As banks are prodded by RBI, leading ATMs makers showcase disabled-friendly machines One of India’s more shameful statistics – the almost total neglect of physically ( especially visually) challenged customers’ needs by the banking establishment – might hopefully change for the better: Last week saw two leading international manufacturers of Automatic Teller Machines (ATMs) demonstrate special disabled –friendly machines at the Xavier’s Resource Centre for the Visually Challenged (www.xrcvc.org/) – a unit within Sr Xavier’s College in Mumbai.
ATM maker Diebold –the pioneer with ATMs in India -- has installed an ATM at ZRCVC which boasts the following special features: wheel chair access; large display for users with partial vision; Braille-enabled function keys and guide labels for other functionalities including card reader, receipt, cash dispenser, depositor; bunch cash presenter for ease in collecting cash ; personalized headphone jack with voice control features;Voice guided transactions integrated digital video recorder for enhanced security. Based on feedback at this location, Diebold plans to scale up and tweak the design before offering these ATMs to India-based banks for deployment.
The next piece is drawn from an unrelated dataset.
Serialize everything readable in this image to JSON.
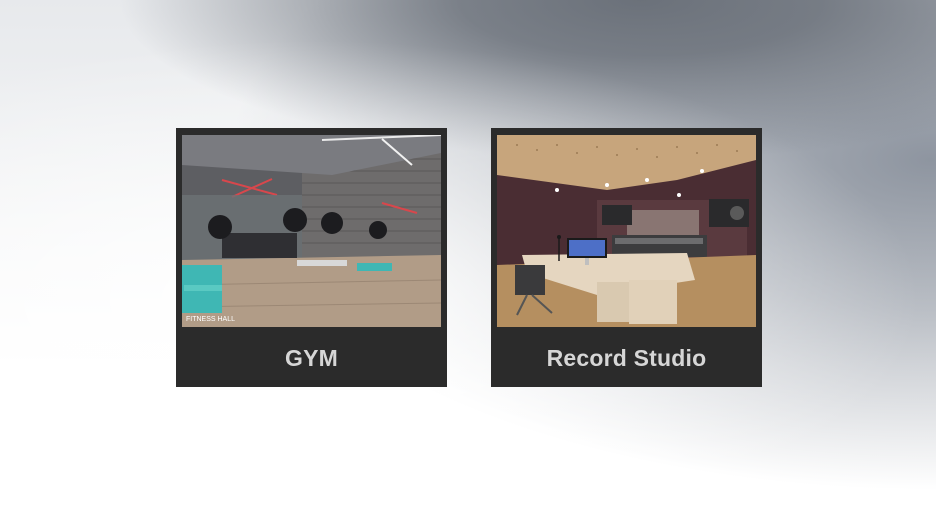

“We are proud to offer ATMs for the specially abled and are looking at deployments across India per banks requirements.”, says Naresh Hosangady, Managing Director, Diebold India www.dieboldindia.com
NCR who also have a major presence in India with their ATMS, are also known to have put up a special ATM at ZECVC – and between the two, they can be depended on to provide solutions that will make banking disabled-friendly – if Indian banks want to go that way: today, only a minuscule fraction of over 40,000 ATMS nationwide, can boast even such global given’s like wheelchair access, let alone special features for the visually challenged. Pradeep Sen, Managing Director for NCR in India said, “We are happy to showcase this ATM with features that would make banking easier for the visually challenged, thereby, reinforcing our commitment of making ATMs accessible to all types of consumers."
Says Sam Taraporevala, Director, XRCVC: “ATMs today have increased convenience banking for the able-bodied customers. For the same effect to take place involving disabled people, ATMs will need to scale to meet accessibility standards. The ATM industry, as well as the banking industry all over the world, has made accessibility an inherent part of its production and deployment” .
Indeed, Indian banks have been routinely refusing to issue ATM cards to their customers with poor or no vision. That may soon change: In June 2008, that the Reserve Bank of India issued its first circular onBanking Facilities for the visually challenged , which said: “Banks are advised to ensure that all the banking facilities such as cheque book facility including third party cheques, ATM facility, Net banking facility, locker facility, retail loans, credit cards etc. are invariably offered to the visually challenged without any discrimination.” http://www.rbi.org.in/commonman/English/scripts/Notification.aspx?Id=356
And in a circular on April 29 this year, RBI subtly changed advice to mandate: “Banks should make at least one third of new ATMs installed as talking ATMs with Braille keypads and place them strategically in consultation with other banks to ensure that at least one talking ATM with Braille keypad is generally available in each locality for catering to needs of visually impaired persons”. http://www.rbi.org.in/scripts/BS_CircularIndexDisplay.aspx?Id=4961
One in three new ATMs is a tall order – and a huge leap for the Indian banking industry. But it might see it also as a huge opportunity: According to Retail Banking Research ( www.rbrlondon.com ) India is one of the world’s fastest growing ATM markets, with their number poised to touch 100,000 by 2013. Put that number alongside another – the number of India’s visually challenged, which various estimates place between 12 million and 15 million – and one can see why last week’s tech showcase in Mumbai is not a day too soon. ( Aug 24 2009)